All 13 will be yanked from the Sky platform at midnight tonight if the ongoing talks do not yield a resolution. The dispute also extends to Germany, where three Discovery nets will go dark if the impasse is not breached.
Discovery told TBI this morning that, with just hours to go, negotiations are ongoing. Sky refused to comment.
Carriage disputes between channels and operators are not uncommon in the US, but rare in the UK, where there are fewer pay TV platforms and Sky is by far the largest. It is also the largest pay TV operator in Germany, leaving Discovery facing the prospect of going dark in Europe’s two biggest pay markets.
A bitter war of words has taken place between Discovery and Sky, much of which has been conducted on social media. Today Sky’s corporate feed was more focused on the UK football transfer deadline day (pictured).
Amidst the acrimony, Sky has made a point of noting Discovery is a US company (despite Stateside giant Fox, owner of the Nat Geo nets, being in the throes of taking control of Sky) and is asking for close to US$1 billion for its channels.
Discovery denied this figure is correct, and has frequently referenced Sky’s dominant position in UK pay TV and the large sum it pays for football rights, allegedly to the detriment of the type of factual and entertainment it provides.
The deadline for a new deal is midnight tonight, as Discovery is highlighting on its Keep Discovery website.
With the deadline looming, Discovery was keen to highlight the success of the weekend’s Australian Open tennis final on its Eurosport net.

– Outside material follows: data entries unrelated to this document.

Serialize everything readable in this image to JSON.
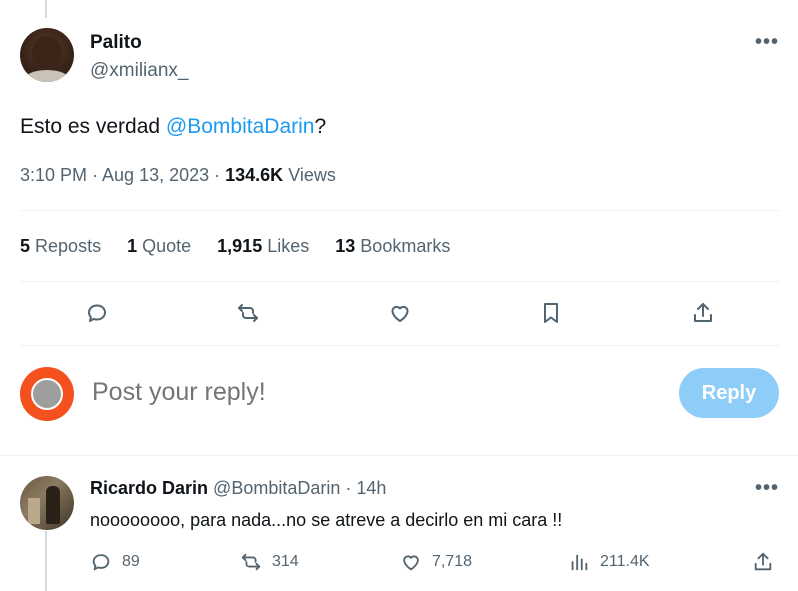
{
  "tweet": {
    "author_name": "Palito",
    "author_handle": "@xmilianx_",
    "text_prefix": "Esto es verdad ",
    "text_mention": "@BombitaDarin",
    "text_suffix": "?",
    "time": "3:10 PM · Aug 13, 2023 · ",
    "views_count": "134.6K",
    "views_label": "Views"
  },
  "stats": {
    "reposts_count": "5",
    "reposts_label": "Reposts",
    "quotes_count": "1",
    "quotes_label": "Quote",
    "likes_count": "1,915",
    "likes_label": "Likes",
    "bookmarks_count": "13",
    "bookmarks_label": "Bookmarks"
  },
  "icons": [
    "reply-icon",
    "repost-icon",
    "like-icon",
    "bookmark-icon",
    "share-icon",
    "more-icon",
    "views-icon"
  ],
  "composer": {
    "placeholder": "Post your reply!",
    "button_label": "Reply"
  },
  "reply": {
    "author_name": "Ricardo Darin",
    "author_handle": "@BombitaDarin",
    "separator": " · ",
    "time": "14h",
    "text": "noooooooo, para nada...no se atreve a decirlo en mi cara !!",
    "replies": "89",
    "reposts": "314",
    "likes": "7,718",
    "views": "211.4K"
  },
  "colors": {
    "accent": "#1d9bf0",
    "reply_button": "#8ecdf8",
    "muted_text": "#536471",
    "composer_avatar": "#f4511e"
  }
}
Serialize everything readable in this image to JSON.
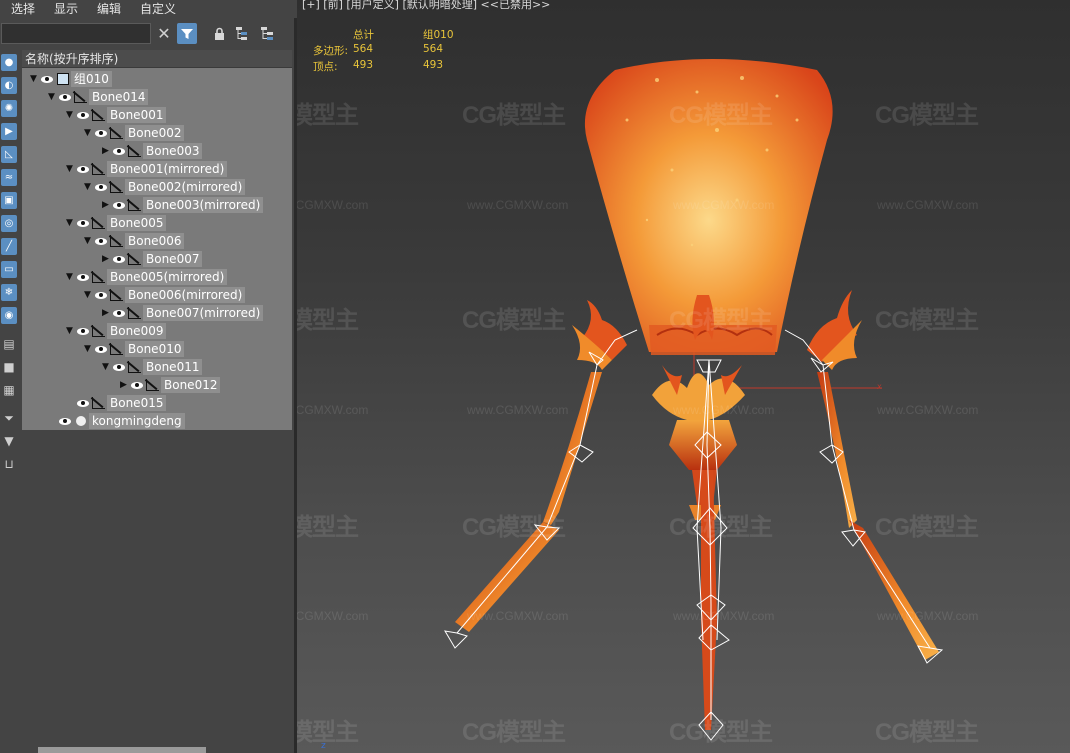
{
  "menu": [
    "选择",
    "显示",
    "编辑",
    "自定义"
  ],
  "search": {
    "value": "",
    "placeholder": ""
  },
  "toolbar": {
    "clear_icon": "close-icon",
    "filter_icon": "filter-icon",
    "lock_icon": "lock-icon",
    "hierarchy_icon": "hierarchy-icon",
    "hierarchy2_icon": "hierarchy-collapse-icon"
  },
  "explorer": {
    "header": "名称(按升序排序)",
    "rows": [
      {
        "label": "组010",
        "depth": 0,
        "type": "group",
        "arrow": "down"
      },
      {
        "label": "Bone014",
        "depth": 1,
        "type": "bone",
        "arrow": "down"
      },
      {
        "label": "Bone001",
        "depth": 2,
        "type": "bone",
        "arrow": "down"
      },
      {
        "label": "Bone002",
        "depth": 3,
        "type": "bone",
        "arrow": "down"
      },
      {
        "label": "Bone003",
        "depth": 4,
        "type": "bone",
        "arrow": "right"
      },
      {
        "label": "Bone001(mirrored)",
        "depth": 2,
        "type": "bone",
        "arrow": "down"
      },
      {
        "label": "Bone002(mirrored)",
        "depth": 3,
        "type": "bone",
        "arrow": "down"
      },
      {
        "label": "Bone003(mirrored)",
        "depth": 4,
        "type": "bone",
        "arrow": "right"
      },
      {
        "label": "Bone005",
        "depth": 2,
        "type": "bone",
        "arrow": "down"
      },
      {
        "label": "Bone006",
        "depth": 3,
        "type": "bone",
        "arrow": "down"
      },
      {
        "label": "Bone007",
        "depth": 4,
        "type": "bone",
        "arrow": "right"
      },
      {
        "label": "Bone005(mirrored)",
        "depth": 2,
        "type": "bone",
        "arrow": "down"
      },
      {
        "label": "Bone006(mirrored)",
        "depth": 3,
        "type": "bone",
        "arrow": "down"
      },
      {
        "label": "Bone007(mirrored)",
        "depth": 4,
        "type": "bone",
        "arrow": "right"
      },
      {
        "label": "Bone009",
        "depth": 2,
        "type": "bone",
        "arrow": "down"
      },
      {
        "label": "Bone010",
        "depth": 3,
        "type": "bone",
        "arrow": "down"
      },
      {
        "label": "Bone011",
        "depth": 4,
        "type": "bone",
        "arrow": "down"
      },
      {
        "label": "Bone012",
        "depth": 5,
        "type": "bone",
        "arrow": "right"
      },
      {
        "label": "Bone015",
        "depth": 2,
        "type": "bone",
        "arrow": "none"
      },
      {
        "label": "kongmingdeng",
        "depth": 1,
        "type": "mesh",
        "arrow": "none"
      }
    ]
  },
  "viewport": {
    "label": "[+] [前] [用户定义] [默认明暗处理] <<已禁用>>",
    "stats": {
      "col_total": "总计",
      "col_selected": "组010",
      "polys_label": "多边形:",
      "polys_total": "564",
      "polys_selected": "564",
      "verts_label": "顶点:",
      "verts_total": "493",
      "verts_selected": "493"
    },
    "watermark_logo": "CG模型主",
    "watermark_url": "www.CGMXW.com"
  },
  "colors": {
    "accent": "#5b8fc2",
    "stats": "#e8c43a",
    "lantern_top": "#e3551e",
    "lantern_mid": "#f39a35",
    "lantern_glow": "#fbd27a"
  }
}
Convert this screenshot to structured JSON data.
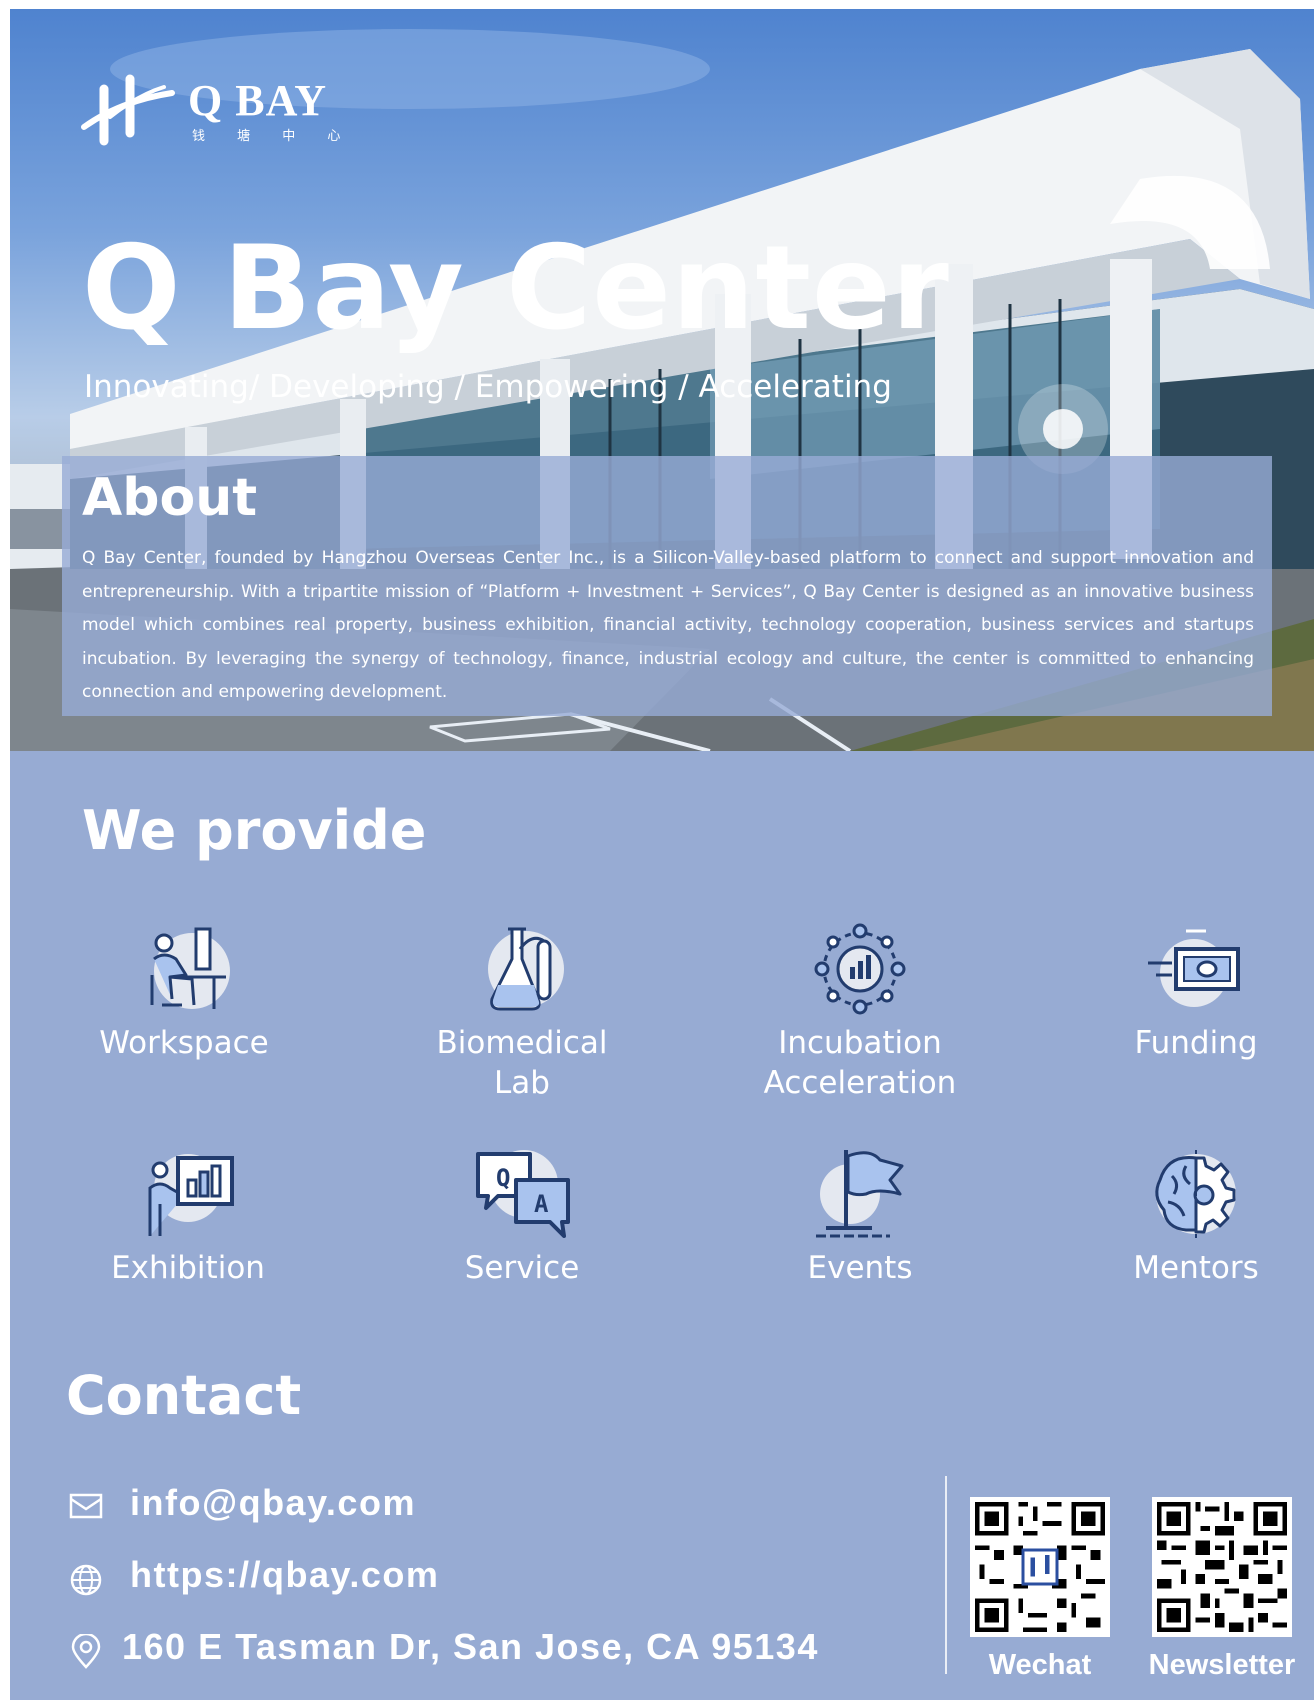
{
  "brand": {
    "logo_text": "Q BAY",
    "logo_subtext": "钱 塘 中 心"
  },
  "hero": {
    "title": "Q Bay Center",
    "tagline": "Innovating/ Developing / Empowering / Accelerating"
  },
  "about": {
    "title": "About",
    "text": "Q Bay Center, founded by Hangzhou Overseas Center Inc., is a Silicon-Valley-based platform to connect and support innovation and entrepreneurship. With a tripartite mission of “Platform + Investment + Services”, Q Bay Center is designed as an innovative business model which combines real property, business exhibition, financial activity, technology cooperation, business services and startups incubation. By leveraging the synergy of technology, finance, industrial ecology and culture, the center is committed to enhancing connection and empowering development."
  },
  "provide": {
    "title": "We provide",
    "items": [
      {
        "label": "Workspace",
        "icon": "workspace-icon"
      },
      {
        "label": "Biomedical Lab",
        "icon": "flask-icon"
      },
      {
        "label": "Incubation Acceleration",
        "icon": "incubation-icon"
      },
      {
        "label": "Funding",
        "icon": "money-icon"
      },
      {
        "label": "Exhibition",
        "icon": "presentation-icon"
      },
      {
        "label": "Service",
        "icon": "qa-chat-icon"
      },
      {
        "label": "Events",
        "icon": "flag-icon"
      },
      {
        "label": "Mentors",
        "icon": "brain-gear-icon"
      }
    ]
  },
  "contact": {
    "title": "Contact",
    "email": "info@qbay.com",
    "website": "https://qbay.com",
    "address": "160 E Tasman Dr, San Jose, CA 95134",
    "qr_wechat_label": "Wechat",
    "qr_newsletter_label": "Newsletter"
  },
  "colors": {
    "page_bg": "#97abd3",
    "icon_stroke": "#223c6e",
    "icon_fill": "#a9c3ee",
    "text": "#ffffff"
  }
}
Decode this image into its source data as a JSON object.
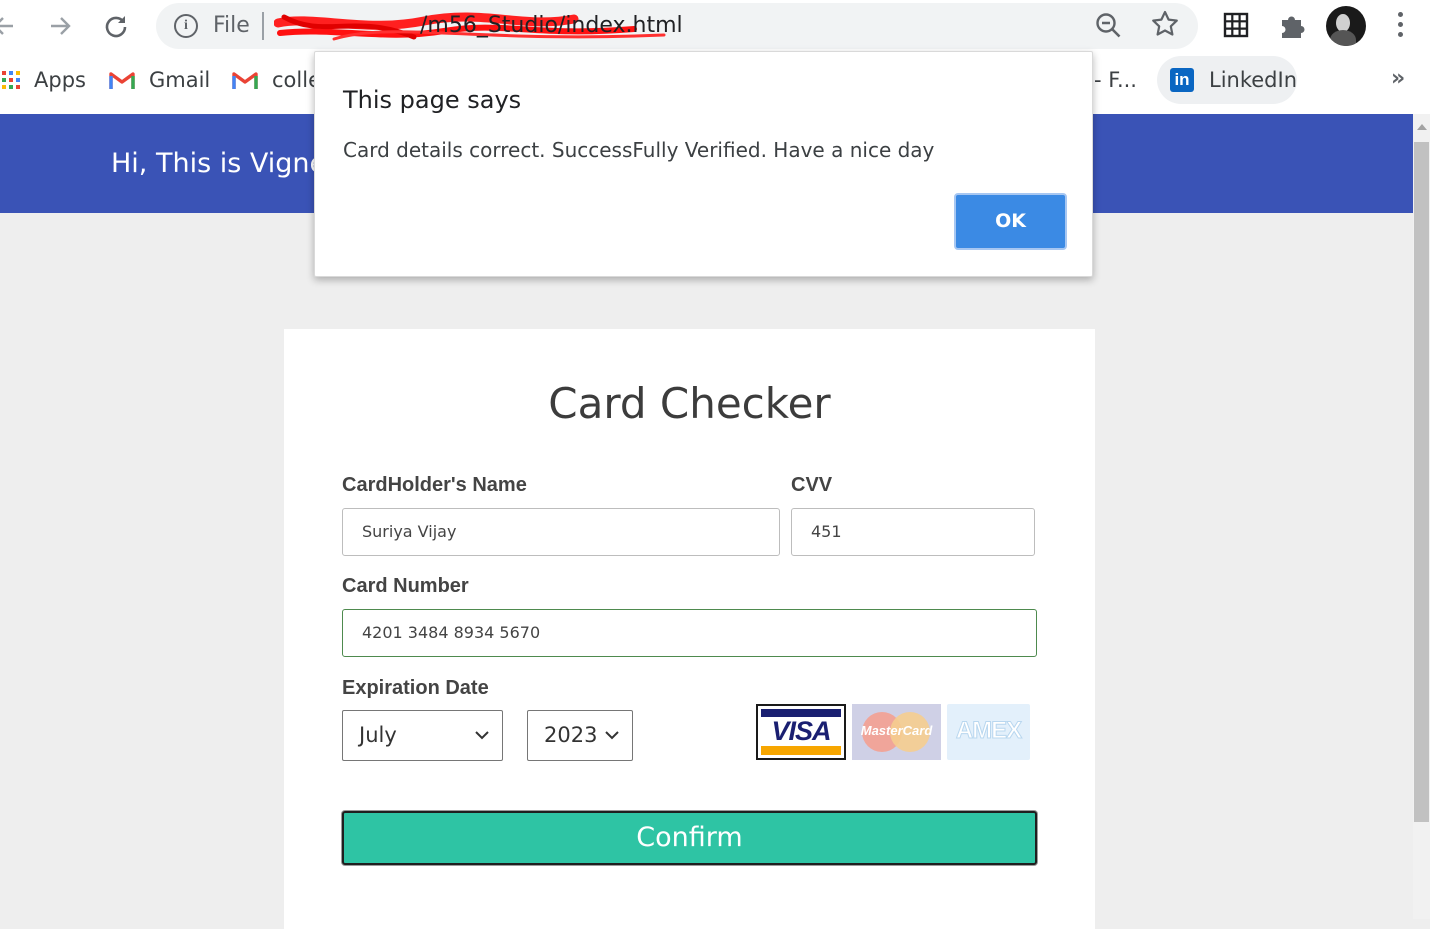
{
  "browser": {
    "address": {
      "scheme_label": "File",
      "url_visible": "/m56_Studio/index.html"
    },
    "icons": {
      "back": "back-arrow-icon",
      "forward": "forward-arrow-icon",
      "reload": "reload-icon",
      "info": "info-icon",
      "zoom": "zoom-out-icon",
      "bookmark": "star-icon",
      "grid": "grid-app-icon",
      "extensions": "puzzle-icon",
      "menu": "kebab-menu-icon"
    }
  },
  "bookmarks": {
    "items": [
      {
        "label": "Apps",
        "icon": "apps-grid-icon"
      },
      {
        "label": "Gmail",
        "icon": "gmail-icon"
      },
      {
        "label": "colle",
        "icon": "gmail-icon"
      },
      {
        "label": "- F...",
        "icon": ""
      },
      {
        "label": "LinkedIn",
        "icon": "linkedin-icon"
      }
    ],
    "overflow": "»"
  },
  "page": {
    "header_title": "Hi, This is Vignesh"
  },
  "dialog": {
    "heading": "This page says",
    "message": "Card details correct. SuccessFully Verified. Have a nice day",
    "ok_label": "OK"
  },
  "card_form": {
    "title": "Card Checker",
    "name_label": "CardHolder's Name",
    "name_value": "Suriya Vijay",
    "cvv_label": "CVV",
    "cvv_value": "451",
    "number_label": "Card Number",
    "number_value": "4201 3484 8934 5670",
    "expiry_label": "Expiration Date",
    "month_selected": "July",
    "year_selected": "2023",
    "card_brands": [
      "VISA",
      "MasterCard",
      "AMEX"
    ],
    "confirm_label": "Confirm"
  },
  "colors": {
    "header_bg": "#3a53b6",
    "confirm_bg": "#2ec4a4",
    "ok_bg": "#3b8ae4",
    "page_bg": "#eeeeee"
  }
}
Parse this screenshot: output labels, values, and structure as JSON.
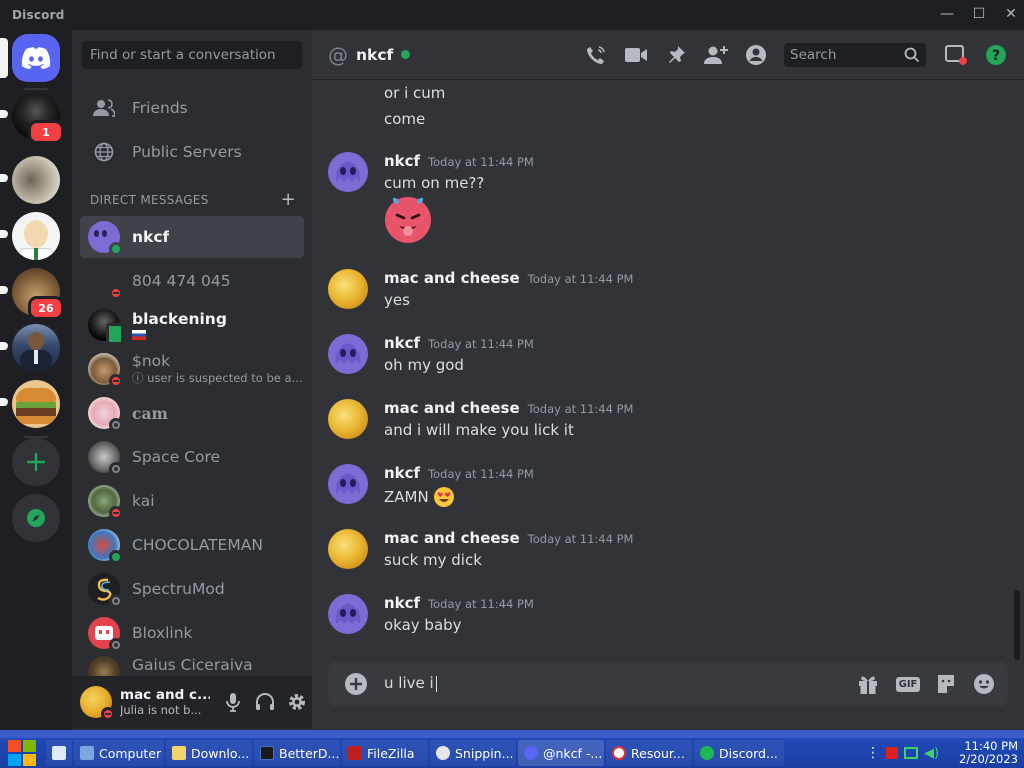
{
  "window": {
    "app_name": "Discord",
    "buttons": [
      "—",
      "☐",
      "✕"
    ]
  },
  "rail": {
    "home_icon": "discord-logo-icon",
    "badges": [
      "1",
      "26"
    ],
    "add_icon": "plus-icon",
    "explore_icon": "compass-icon"
  },
  "sidebar": {
    "search_placeholder": "Find or start a conversation",
    "nav": [
      {
        "label": "Friends",
        "icon": "friends-icon"
      },
      {
        "label": "Public Servers",
        "icon": "globe-icon"
      }
    ],
    "dm_header": "DIRECT MESSAGES",
    "dms": [
      {
        "name": "nkcf",
        "status": "online",
        "sub": "",
        "active": true
      },
      {
        "name": "804 474 045",
        "status": "dnd",
        "sub": ""
      },
      {
        "name": "blackening",
        "status": "mobile",
        "sub": ""
      },
      {
        "name": "$nok",
        "status": "dnd",
        "sub": "ⓘ user is suspected to be a p..."
      },
      {
        "name": "cam",
        "status": "offline",
        "sub": ""
      },
      {
        "name": "Space Core",
        "status": "offline",
        "sub": ""
      },
      {
        "name": "kai",
        "status": "dnd",
        "sub": ""
      },
      {
        "name": "CHOCOLATEMAN",
        "status": "online",
        "sub": ""
      },
      {
        "name": "SpectruMod",
        "status": "offline",
        "sub": ""
      },
      {
        "name": "Bloxlink",
        "status": "offline",
        "sub": ""
      },
      {
        "name": "Gaius Ciceraiva",
        "status": "offline",
        "sub": ""
      }
    ]
  },
  "user_panel": {
    "name": "mac and c...",
    "status": "Julia is not b..."
  },
  "chat": {
    "channel_name": "nkcf",
    "search_placeholder": "Search",
    "continuation": [
      "or i cum",
      "come"
    ],
    "messages": [
      {
        "author": "nkcf",
        "time": "Today at 11:44 PM",
        "text": "cum on me??",
        "emoji": "hot-face-emoji"
      },
      {
        "author": "mac and cheese",
        "time": "Today at 11:44 PM",
        "text": "yes"
      },
      {
        "author": "nkcf",
        "time": "Today at 11:44 PM",
        "text": "oh my god"
      },
      {
        "author": "mac and cheese",
        "time": "Today at 11:44 PM",
        "text": "and i will make you lick it"
      },
      {
        "author": "nkcf",
        "time": "Today at 11:44 PM",
        "text": "ZAMN",
        "emoji": "heart-eyes-emoji"
      },
      {
        "author": "mac and cheese",
        "time": "Today at 11:44 PM",
        "text": "suck my dick"
      },
      {
        "author": "nkcf",
        "time": "Today at 11:44 PM",
        "text": "okay baby"
      }
    ],
    "composer_text": "u live i",
    "gif_label": "GIF"
  },
  "taskbar": {
    "items": [
      "Computer",
      "Downlo...",
      "BetterD...",
      "FileZilla",
      "Snippin...",
      "@nkcf -...",
      "Resour...",
      "Discord..."
    ],
    "clock_time": "11:40 PM",
    "clock_date": "2/20/2023"
  },
  "colors": {
    "blurple": "#5865f2",
    "online": "#23a55a",
    "dnd": "#f23f43",
    "bg_chat": "#313338",
    "bg_sidebar": "#2b2d31"
  }
}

Coverage of the Roger Federer’s historic victory over Rafa Nadal on Sunday was the highest-rated tennis match ever on the channel and garnered 800,000 viewers in the UK, making it the second most-watched channel in the country at the time.